What we do know is that her gender certainly impacted how she was treated, both in terms of her alleged madness – part of the ongoing belief that women are hysterical if they react emotionally to trauma – and in terms of how easy it was for her father to remove her from power due to concerns over her mental health, especially when we look at contemporary male rulers whose erratic behaviour continued unchecked. Who would Joanna have been without the burden of an unfaithful, unkind husband and a usurping father? Again, we can guess, but we can never know for sure.
Stories from history offer roadmaps for the present
But what about historical madness in non-royals? For obvious reasons, it wasn’t as well documented as that among royalty, but there are some cases that transcend the rest. One case that has always been important to me – and many other misfit Catholic school girls – is that Joan of Arc, who believed she heard divine voices. It was these saints who directed her towards the heir to the French throne, who was prevented from being crowned by the Hundred Years’ War, and then sent her into battle against the English. But although these voices led to a victory for France, they also continued to Joan’s downfall at the hands of her powerful enemies. She was convicted of heresy and burned at the stake on 30 May 1431.
I’m not here to relitigate Joan’s trial or examine her centuries-long road to sainthood, both of which have been written about by much smarter people than me. But I do want to pick at some of the ways her story is seen, by both the faithful, who want to believe that her visions were of divine origin, and the unbeliever, who love to make snide comments about how hearing voices is a clear symptom of mental illness. Is there room to say that it could be both? Can Joan be a heroine who, perhaps, also experienced hallucinations? I am trying to move towards a place where mental illness doesn’t fundamentally change her story to the point of delegitimising her successes or struggles. Can we accept that someone with mental illness might also be a competent hero?

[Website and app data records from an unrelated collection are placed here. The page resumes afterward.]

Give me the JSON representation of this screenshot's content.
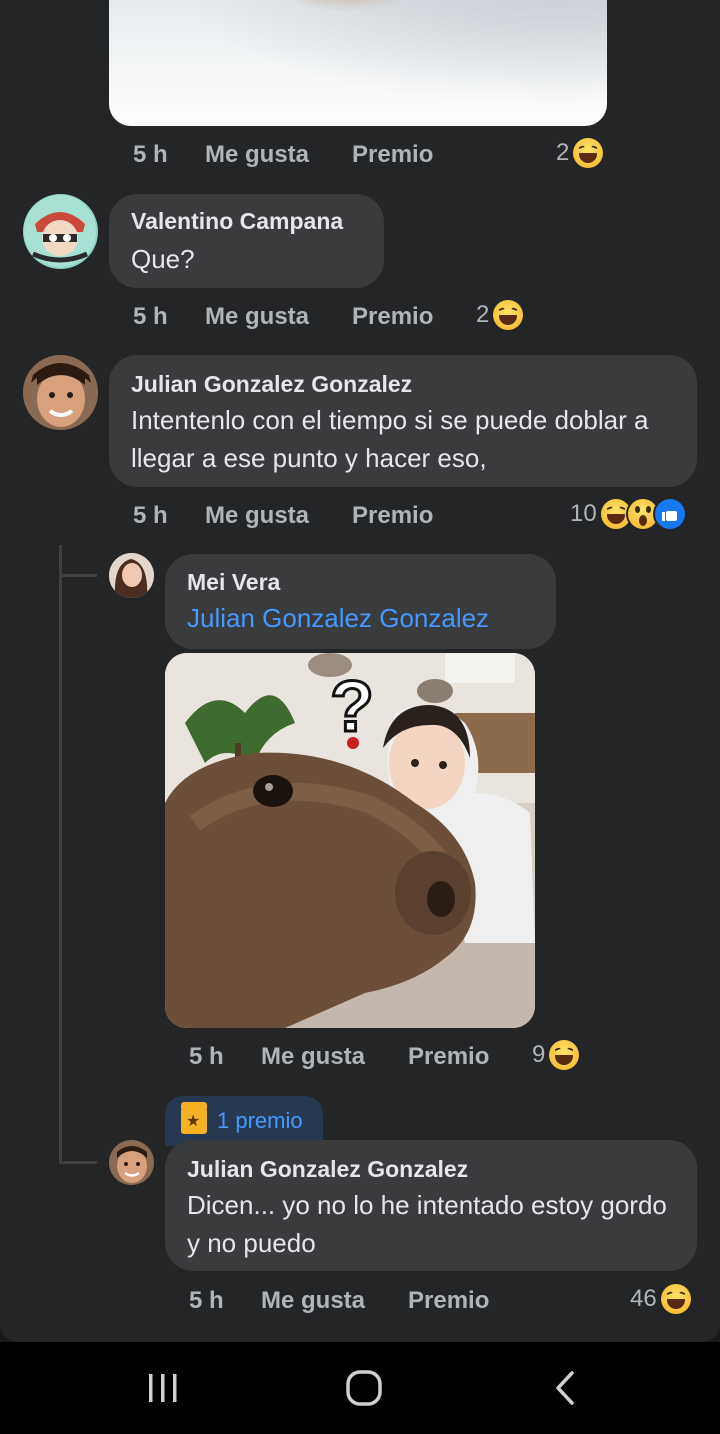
{
  "comments": [
    {
      "time": "5 h",
      "like": "Me gusta",
      "award": "Premio",
      "reaction_count": "2",
      "reactions": [
        "haha"
      ]
    },
    {
      "author": "Valentino Campana",
      "text": "Que?",
      "time": "5 h",
      "like": "Me gusta",
      "award": "Premio",
      "reaction_count": "2",
      "reactions": [
        "haha"
      ]
    },
    {
      "author": "Julian Gonzalez Gonzalez",
      "text": "Intentenlo con el tiempo si se puede doblar a llegar a ese punto y hacer eso,",
      "time": "5 h",
      "like": "Me gusta",
      "award": "Premio",
      "reaction_count": "10",
      "reactions": [
        "haha",
        "wow",
        "like"
      ]
    }
  ],
  "replies": [
    {
      "author": "Mei Vera",
      "mention": "Julian Gonzalez Gonzalez",
      "image_marks": "?",
      "time": "5 h",
      "like": "Me gusta",
      "award": "Premio",
      "reaction_count": "9",
      "reactions": [
        "haha"
      ]
    },
    {
      "award_badge": "1 premio",
      "author": "Julian Gonzalez Gonzalez",
      "text": "Dicen... yo no lo he intentado estoy gordo y no puedo",
      "time": "5 h",
      "like": "Me gusta",
      "award": "Premio",
      "reaction_count": "46",
      "reactions": [
        "haha"
      ]
    }
  ],
  "colors": {
    "background": "#242526",
    "bubble": "#3a3b3c",
    "mention": "#4599ff",
    "meta": "#b0b3b8"
  },
  "nav": [
    "recent-apps-icon",
    "home-icon",
    "back-icon"
  ]
}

Even positive portrayals of mental illness often fetishise it in an uncomfortable way, presenting us as geniuses, savants, or possessors of a magical wisdom

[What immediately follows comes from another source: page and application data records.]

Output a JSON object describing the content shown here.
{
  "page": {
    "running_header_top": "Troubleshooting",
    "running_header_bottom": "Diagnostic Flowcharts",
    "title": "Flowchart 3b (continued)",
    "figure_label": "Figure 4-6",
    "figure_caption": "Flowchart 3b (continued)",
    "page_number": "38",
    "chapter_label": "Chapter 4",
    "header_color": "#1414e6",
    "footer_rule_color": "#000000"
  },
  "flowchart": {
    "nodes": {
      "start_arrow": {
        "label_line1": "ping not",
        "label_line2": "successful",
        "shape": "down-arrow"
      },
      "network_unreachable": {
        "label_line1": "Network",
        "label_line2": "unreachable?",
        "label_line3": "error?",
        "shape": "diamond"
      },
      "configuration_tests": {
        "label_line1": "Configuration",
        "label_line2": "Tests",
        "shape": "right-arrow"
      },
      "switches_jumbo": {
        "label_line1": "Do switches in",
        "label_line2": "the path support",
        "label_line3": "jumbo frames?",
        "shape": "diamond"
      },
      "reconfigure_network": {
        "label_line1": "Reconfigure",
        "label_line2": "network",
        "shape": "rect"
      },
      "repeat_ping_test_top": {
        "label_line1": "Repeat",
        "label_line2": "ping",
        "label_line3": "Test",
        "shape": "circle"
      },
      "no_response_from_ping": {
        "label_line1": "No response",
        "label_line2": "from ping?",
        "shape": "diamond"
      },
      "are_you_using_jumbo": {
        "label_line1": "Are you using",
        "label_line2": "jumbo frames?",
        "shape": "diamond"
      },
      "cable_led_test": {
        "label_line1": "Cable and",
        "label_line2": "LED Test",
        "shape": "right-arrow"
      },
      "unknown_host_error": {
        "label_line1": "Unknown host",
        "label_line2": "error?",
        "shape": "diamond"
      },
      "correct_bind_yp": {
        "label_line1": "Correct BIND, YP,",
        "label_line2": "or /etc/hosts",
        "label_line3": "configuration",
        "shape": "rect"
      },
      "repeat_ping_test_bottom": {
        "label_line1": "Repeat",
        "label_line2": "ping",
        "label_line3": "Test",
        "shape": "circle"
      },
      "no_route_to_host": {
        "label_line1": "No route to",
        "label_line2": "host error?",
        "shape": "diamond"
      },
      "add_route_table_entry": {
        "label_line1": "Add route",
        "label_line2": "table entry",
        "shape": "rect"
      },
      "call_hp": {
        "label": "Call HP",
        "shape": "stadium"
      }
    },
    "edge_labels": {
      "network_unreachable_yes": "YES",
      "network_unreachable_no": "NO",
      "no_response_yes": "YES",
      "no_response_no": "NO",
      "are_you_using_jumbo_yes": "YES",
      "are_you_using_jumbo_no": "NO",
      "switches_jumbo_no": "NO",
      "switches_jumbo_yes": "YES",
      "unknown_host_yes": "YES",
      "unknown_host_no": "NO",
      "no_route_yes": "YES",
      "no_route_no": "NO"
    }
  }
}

It’s that competence I get stuck on over and over. People with mental illnesses are competent, and we demonstrate it over and over, yet it’s presumed that we’re not. Even positive portrayals of mental illness often fetishise it in an uncomfortable way, presenting us as geniuses, savants, or possessors of a magical wisdom. Or else mental illness is used as a metaphor, with evil, cruelty and ridiculousness being labelled as “insane” or “crazy”. But we are not metaphors, and we are not all visionaries or poets. Most of us are just normal people who can achieve normal life goals with the right support.
I still love Sylvia Plath, even all these years later, but I like to think that my admiration of her has evolved. I have a better understanding of what I like about her work – not just what she jokingly referred to as the “death-and-graves” poems – and a better framework with which to critique her. What I appreciate the most is how much she survived, and how hard she worked to do so. Even up until her last days, she was trying to survive, seeing a doctor, taking medication, waiting for a hospital bed to come available. I often think of her mother’s words at the end of the first published compilation of her letters: “although she had for so long managed to be gallant and equal to the life-experience, some darker day than usual had temporarily made it seem impossible to pursue”.

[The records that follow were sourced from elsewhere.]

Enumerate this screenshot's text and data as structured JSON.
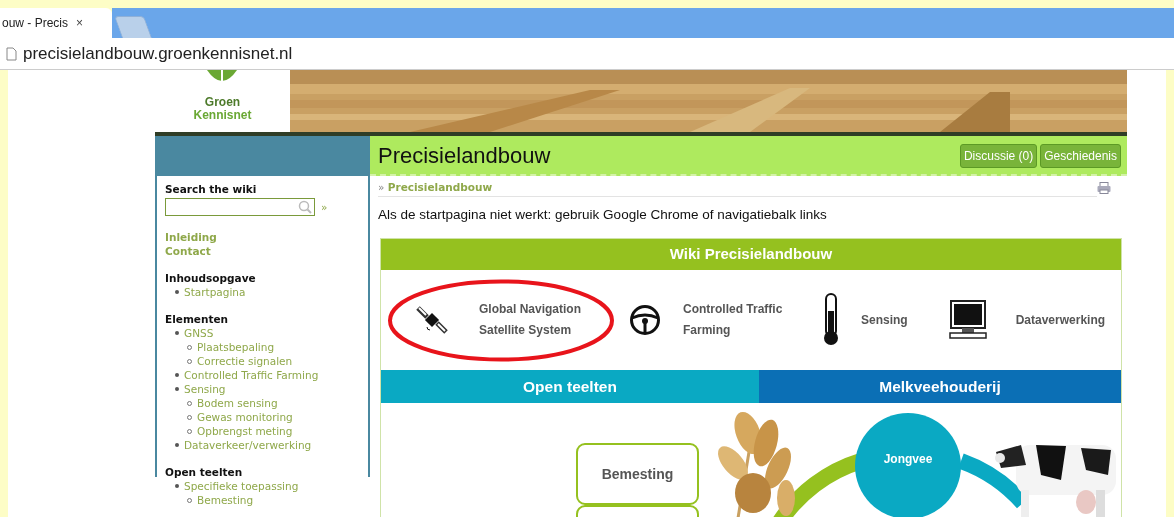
{
  "browser": {
    "tab_title": "ouw - Precis",
    "tab_close": "×",
    "url": "precisielandbouw.groenkennisnet.nl"
  },
  "logo": {
    "line_1": "Groen",
    "line_2": "Kennisnet"
  },
  "page_title": "Precisielandbouw",
  "page_buttons": [
    "Discussie (0)",
    "Geschiedenis"
  ],
  "breadcrumb": {
    "separator": "»",
    "label": "Precisielandbouw"
  },
  "notice": "Als de startpagina niet werkt: gebruik Google Chrome of navigatiebalk links",
  "sidebar": {
    "search_label": "Search the wiki",
    "search_go": "»",
    "links": [
      "Inleiding",
      "Contact"
    ],
    "sections": [
      {
        "heading": "Inhoudsopgave",
        "items": [
          {
            "label": "Startpagina"
          }
        ]
      },
      {
        "heading": "Elementen",
        "items": [
          {
            "label": "GNSS",
            "children": [
              {
                "label": "Plaatsbepaling"
              },
              {
                "label": "Correctie signalen"
              }
            ]
          },
          {
            "label": "Controlled Traffic Farming"
          },
          {
            "label": "Sensing",
            "children": [
              {
                "label": "Bodem sensing"
              },
              {
                "label": "Gewas monitoring"
              },
              {
                "label": "Opbrengst meting"
              }
            ]
          },
          {
            "label": "Dataverkeer/verwerking"
          }
        ]
      },
      {
        "heading": "Open teelten",
        "items": [
          {
            "label": "Specifieke toepassing",
            "children": [
              {
                "label": "Bemesting"
              }
            ]
          }
        ]
      }
    ]
  },
  "infographic": {
    "title": "Wiki Precisielandbouw",
    "features": [
      {
        "kind": "satellite",
        "lines": [
          "Global Navigation",
          "Satellite System"
        ],
        "highlighted": true
      },
      {
        "kind": "wheel",
        "lines": [
          "Controlled Traffic",
          "Farming"
        ],
        "highlighted": false
      },
      {
        "kind": "thermometer",
        "lines": [
          "Sensing"
        ],
        "highlighted": false
      },
      {
        "kind": "monitor",
        "lines": [
          "Dataverwerking"
        ],
        "highlighted": false
      }
    ],
    "tabs": [
      {
        "label": "Open teelten",
        "color": "#0aa9c3"
      },
      {
        "label": "Melkveehouderij",
        "color": "#0b6fb5"
      }
    ],
    "step_box": "Bemesting",
    "circle": "Jongvee"
  }
}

As paradoxical as it sounds, given her famous suicide, I want to know more people like her, who can teach me how to live in the face of extensive challenges. And I want to talk about the barriers that people like her – like me – face when we try to access care. We don’t tell that side of Plath’s story, and without it, so many of us are left without a road map.